That set the scene, really. The next day we bought tickets for the various concerts and marquees around, and just went from pub to concert to pub to concert, meeting people on the way. We bumped into James and found out he'd stayed in a teepee that night, which had really set off his hay fever, so he was looking for the chemist; the poor bugger's face was like a balloon. There were some stunningly good performers on offer, such as Alistair Hulett, a brilliant nationalist Scottish singer; Danny Spooner, an overweight, overbearing Londoner; and the Fagans, a prodigiously talented family ensemble that elicited as much jealousy as joy from the other performers. I'd never heard of any of these people before, and it made it all the more fascinating to discover them.

Folk Remedies

The formula for Sunday was similar, except Mo and Cathy had to fly back to the mainland, leaving just Tommy and me to fly the folkie flag. We spotted James in the street, on his way back from visiting the local Russian witch; she'd prescribed him some herbal drops that had completely sorted out the problem... which, funnily enough, seemed perfectly normal and in order.

Someday boy you'll reap what you sow,
You'll catch a cold and be on your own,
And you will see that what's wrong with me
Is wrong with everyone that
You want to play your little games on.
Poetry and flowers, pretty words and threats,
You've gone to the dogs again and I'm not placing bets
On you coming home tonight anything but blind...

And at that line the man whom everyone had been referring to as the 'Master of Ceremonies' – an ancient guy called Colin who was obviously highly respected as an elder of the festival – shouted out, 'That's me!' referring to being 'anything but blind' (drunk), and it totally threw me. I had a complete mind-blank as to the rest of the song, but they all wanted me to continue, so I finished off the chorus, and they loved it. Imagine: me, a folk singer! Thank God I was drunk...

Home Sweet Home

You've never seen anything like it. The house sat on the shore of the river that flows through Cygnet, quite a long way from the town, where the river looks more like the sea (possibly because the mouth of the river is very close). The owner Rob, originally from London, had built the entire house himself, from foundations to roof to furniture to plumbing to goodness only knows what else you do when building a house, and he'd done it all single-handedly. We sat on the shore, drinking coffee and eating toast, as I slowly became more incapable of staying awake. The next thing I knew Delores was waking me up, the sun was about to start frying me, and I was dreaming of huge, menacing blowflies. I've never been so happy to take up the offer of a free bed to crash in.

1 Triple J is an excellent national Aussie radio station that plays alternative music pretty much all the time. Anyone wondering what modern Australian music is all about should check it out; the fact that Aussie music doesn't tend to break beyond the country's shores is no reason to ignore it. When Australians rock, they rock.

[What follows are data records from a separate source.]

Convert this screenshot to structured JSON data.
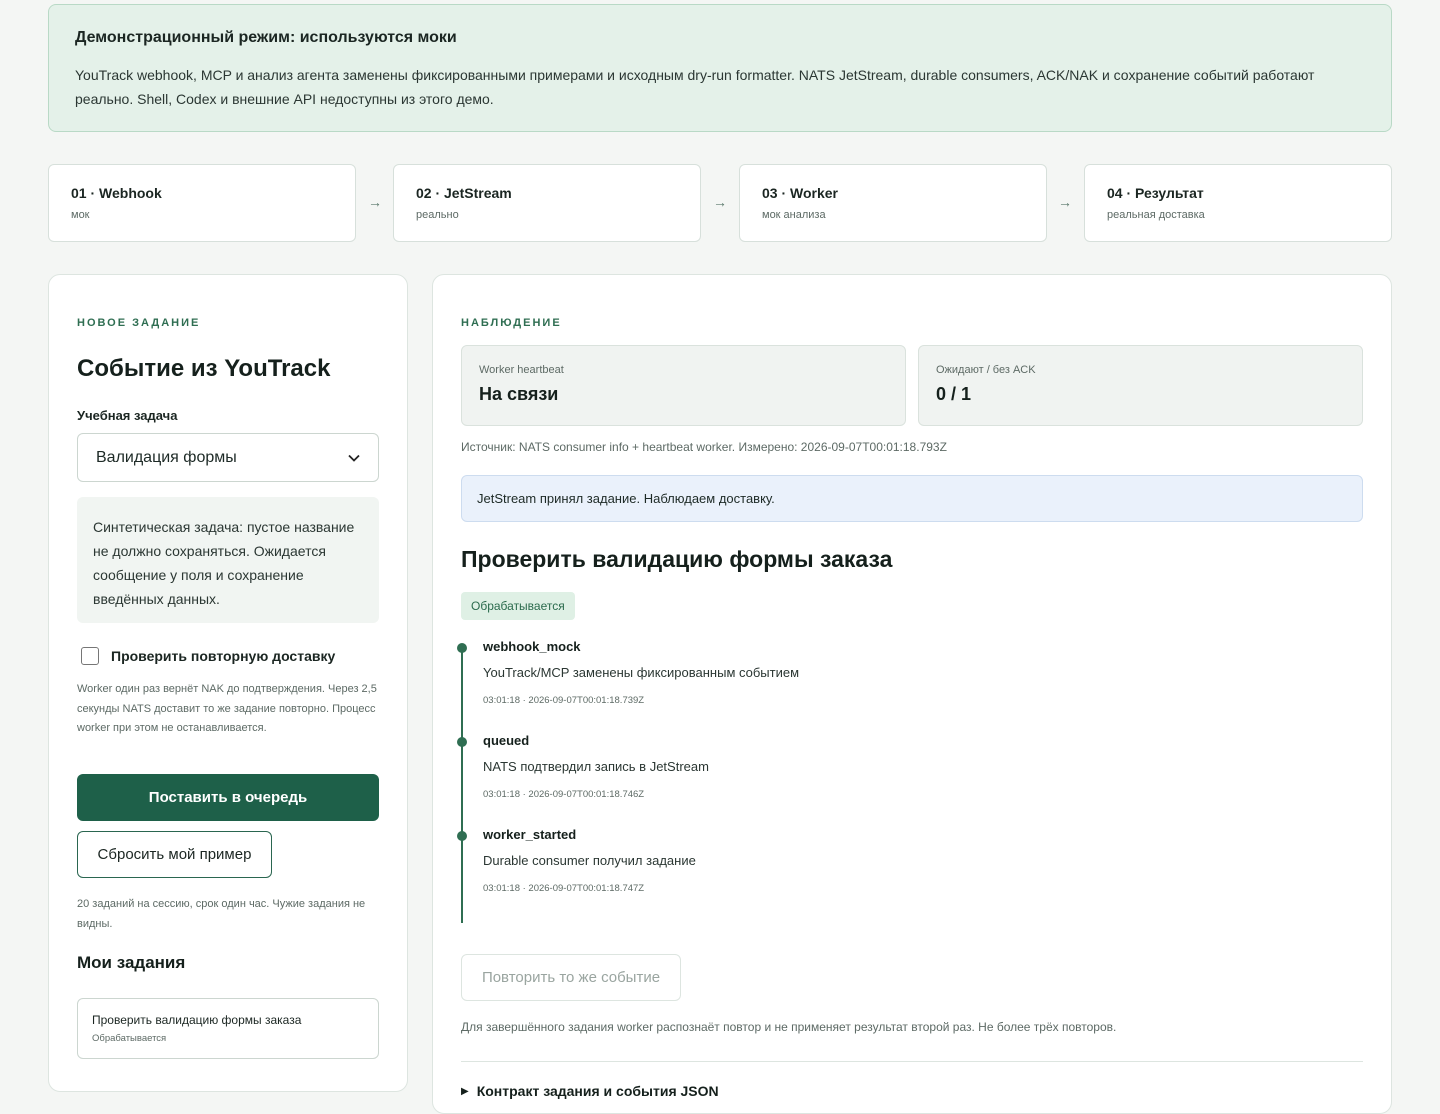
{
  "banner": {
    "title": "Демонстрационный режим: используются моки",
    "text": "YouTrack webhook, MCP и анализ агента заменены фиксированными примерами и исходным dry-run formatter. NATS JetStream, durable consumers, ACK/NAK и сохранение событий работают реально. Shell, Codex и внешние API недоступны из этого демо."
  },
  "pipeline": {
    "steps": [
      {
        "title": "01 · Webhook",
        "sub": "мок"
      },
      {
        "title": "02 · JetStream",
        "sub": "реально"
      },
      {
        "title": "03 · Worker",
        "sub": "мок анализа"
      },
      {
        "title": "04 · Результат",
        "sub": "реальная доставка"
      }
    ],
    "arrow": "→"
  },
  "form": {
    "eyebrow": "НОВОЕ ЗАДАНИЕ",
    "title": "Событие из YouTrack",
    "field_label": "Учебная задача",
    "selected_task": "Валидация формы",
    "task_description": "Синтетическая задача: пустое название не должно сохраняться. Ожидается сообщение у поля и сохранение введённых данных.",
    "redelivery_label": "Проверить повторную доставку",
    "redelivery_checked": false,
    "redelivery_hint": "Worker один раз вернёт NAK до подтверждения. Через 2,5 секунды NATS доставит то же задание повторно. Процесс worker при этом не останавливается.",
    "submit_label": "Поставить в очередь",
    "reset_label": "Сбросить мой пример",
    "limit_hint": "20 заданий на сессию, срок один час. Чужие задания не видны.",
    "my_tasks_title": "Мои задания",
    "my_tasks": [
      {
        "title": "Проверить валидацию формы заказа",
        "status": "Обрабатывается"
      }
    ]
  },
  "observation": {
    "eyebrow": "НАБЛЮДЕНИЕ",
    "heartbeat_label": "Worker heartbeat",
    "heartbeat_value": "На связи",
    "pending_label": "Ожидают / без ACK",
    "pending_value": "0 / 1",
    "source": "Источник: NATS consumer info + heartbeat worker. Измерено: 2026-09-07T00:01:18.793Z",
    "info": "JetStream принял задание. Наблюдаем доставку.",
    "task_title": "Проверить валидацию формы заказа",
    "status_badge": "Обрабатывается",
    "events": [
      {
        "name": "webhook_mock",
        "message": "YouTrack/MCP заменены фиксированным событием",
        "time": "03:01:18 · 2026-09-07T00:01:18.739Z"
      },
      {
        "name": "queued",
        "message": "NATS подтвердил запись в JetStream",
        "time": "03:01:18 · 2026-09-07T00:01:18.746Z"
      },
      {
        "name": "worker_started",
        "message": "Durable consumer получил задание",
        "time": "03:01:18 · 2026-09-07T00:01:18.747Z"
      }
    ],
    "replay_label": "Повторить то же событие",
    "replay_note": "Для завершённого задания worker распознаёт повтор и не применяет результат второй раз. Не более трёх повторов.",
    "details_label": "Контракт задания и события JSON"
  }
}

2 Here's one of Delores' jokes for you, just to give you a feel. Take note of the emphasis in the punchline and imagine, if you can, an animated Delores telling it...

A man walks into confession, sits down and says, 'Father, I'm a married man, but last night I slept with two gorgeous blonde 18-year-old twins, and I don't regret a thing.'

'That's disgusting', says the priest, 'How can you call yourself a devout Catholic if you don't respect the holy union of wedlock?'

'I'm not a Catholic,' says the man.

'Then why on earth have you come to confession to tell me that?' says the priest.

'I'm telling everyone!' says the man.